Chinese PLA live fire drills effectively seal off disputed island
Taiwan’s defence ministry said multiple Chinese Peoples Liberation Army (PLA) ships and planes conducted missions in the Taiwan Strait on Saturday, with some crossing the median line – an unofficial buffer separating the two sides – in what the Taiwan military described as a simulated attack on the island.
The ministry said later that Taiwan scrambled jets to warn away 20 Chinese aircraft, including 14 that crossed the median line. It also detected 14 Chinese military ships conducting activities around the Taiwan Strait, it added.

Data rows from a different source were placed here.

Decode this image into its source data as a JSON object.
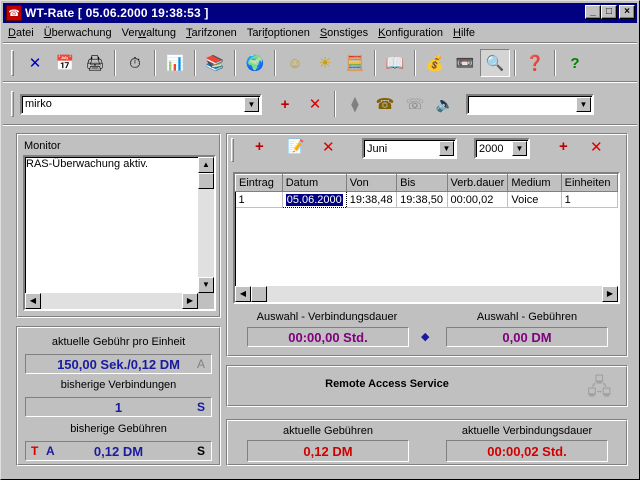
{
  "window": {
    "title": "WT-Rate [ 05.06.2000  19:38:53 ]",
    "app_icon_text": "☎",
    "controls": {
      "minimize": "_",
      "maximize": "□",
      "close": "×"
    }
  },
  "menu": [
    {
      "pre": "",
      "u": "D",
      "post": "atei"
    },
    {
      "pre": "",
      "u": "Ü",
      "post": "berwachung"
    },
    {
      "pre": "Ver",
      "u": "w",
      "post": "altung"
    },
    {
      "pre": "",
      "u": "T",
      "post": "arifzonen"
    },
    {
      "pre": "Tari",
      "u": "f",
      "post": "optionen"
    },
    {
      "pre": "",
      "u": "S",
      "post": "onstiges"
    },
    {
      "pre": "",
      "u": "K",
      "post": "onfiguration"
    },
    {
      "pre": "",
      "u": "H",
      "post": "ilfe"
    }
  ],
  "toolbar": {
    "icons": [
      "✕",
      "📅",
      "🖨",
      "⏱",
      "📊",
      "📚",
      "🌍",
      "☺",
      "☀",
      "🧮",
      "📖",
      "💰",
      "📼",
      "🔍",
      "❓",
      "?"
    ]
  },
  "user_bar": {
    "user_value": "mirko",
    "add": "+",
    "delete": "✕",
    "right_combo_value": ""
  },
  "monitor": {
    "label": "Monitor",
    "lines": [
      "RAS-Überwachung aktiv."
    ]
  },
  "left_panel": {
    "fee_per_unit_label": "aktuelle Gebühr pro Einheit",
    "fee_per_unit_value": "150,00 Sek./0,12 DM",
    "fee_per_unit_flag": "A",
    "prev_connections_label": "bisherige Verbindungen",
    "prev_connections_value": "1",
    "prev_connections_flag": "S",
    "prev_fees_label": "bisherige Gebühren",
    "prev_fees_value": "0,12 DM",
    "prev_fees_flag_t": "T",
    "prev_fees_flag_a": "A",
    "prev_fees_flag_s": "S"
  },
  "log": {
    "month": "Juni",
    "year": "2000",
    "columns": [
      "Eintrag",
      "Datum",
      "Von",
      "Bis",
      "Verb.dauer",
      "Medium",
      "Einheiten"
    ],
    "rows": [
      [
        "1",
        "05.06.2000",
        "19:38,48",
        "19:38,50",
        "00:00,02",
        "Voice",
        "1"
      ]
    ]
  },
  "selection": {
    "duration_label": "Auswahl - Verbindungsdauer",
    "duration_value": "00:00,00 Std.",
    "fees_label": "Auswahl - Gebühren",
    "fees_value": "0,00 DM"
  },
  "service": {
    "name": "Remote Access Service"
  },
  "current": {
    "fees_label": "aktuelle Gebühren",
    "fees_value": "0,12 DM",
    "duration_label": "aktuelle Verbindungsdauer",
    "duration_value": "00:00,02 Std."
  },
  "colors": {
    "title_bg": "#000080",
    "blue_value": "#1a1aa0",
    "red_value": "#d00000",
    "flag_grey": "#808080"
  }
}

The Chinese exercises, centred on six locations around the island, began on Thursday and are scheduled to last until midday on Sunday. China’s Eastern Theater Command said it had continued to conduct sea and air joint exercises north, southwest and east of Taiwan. It said its focus was on testing land-strike and sea-assault capabilities. Zhang Junshe, a senior research fellow at the Naval Research Academy of the PLA, explained in an interview on Friday the importance of the six areas around the island selected for the drills.
“The exercise area located southeast of Pingtan Island is the narrowest point on either side of the Taiwan Straits, that breaks the so-called “median line” that China has never recognized.” The fellow said.
“The two exercise areas to the north of Taiwan Island can directly block Keelung Port.”
Zhang further explained the Chinese strategy. “The exercise area to the east of Taiwan Island directly targets the military bases in Hualien and Taitung, forming a frontal strike posture.”
“The exercise area to the southeast of Kenting can effectively control the entrance and exit to the Bashi Channel.” The Chinese official added.
“The exercise area to the southwest of the island is close to Kaohsiung and Zuoying, and can enclose and control the military bases in Kaohsiung. More importantly, it can enable the six exercise areas to blockade Taiwan Island.” Zhang stressed.
The US House Speaker Nancy Pelosi brief visit last week to the self-ruled island that China regards as its territory infuriated Beijing and prompted military drills around Taiwan that are unprecedented in scale and have included ballistic missiles fired over the capital Taipei.
On Saturday, U.S. Secretary of State Antony Blinken accused China of taking “irresponsible steps” by halting key communication channels with Washington, and said Chinese actions over Taiwan showed a move from prioritising peaceful resolution towards use of force.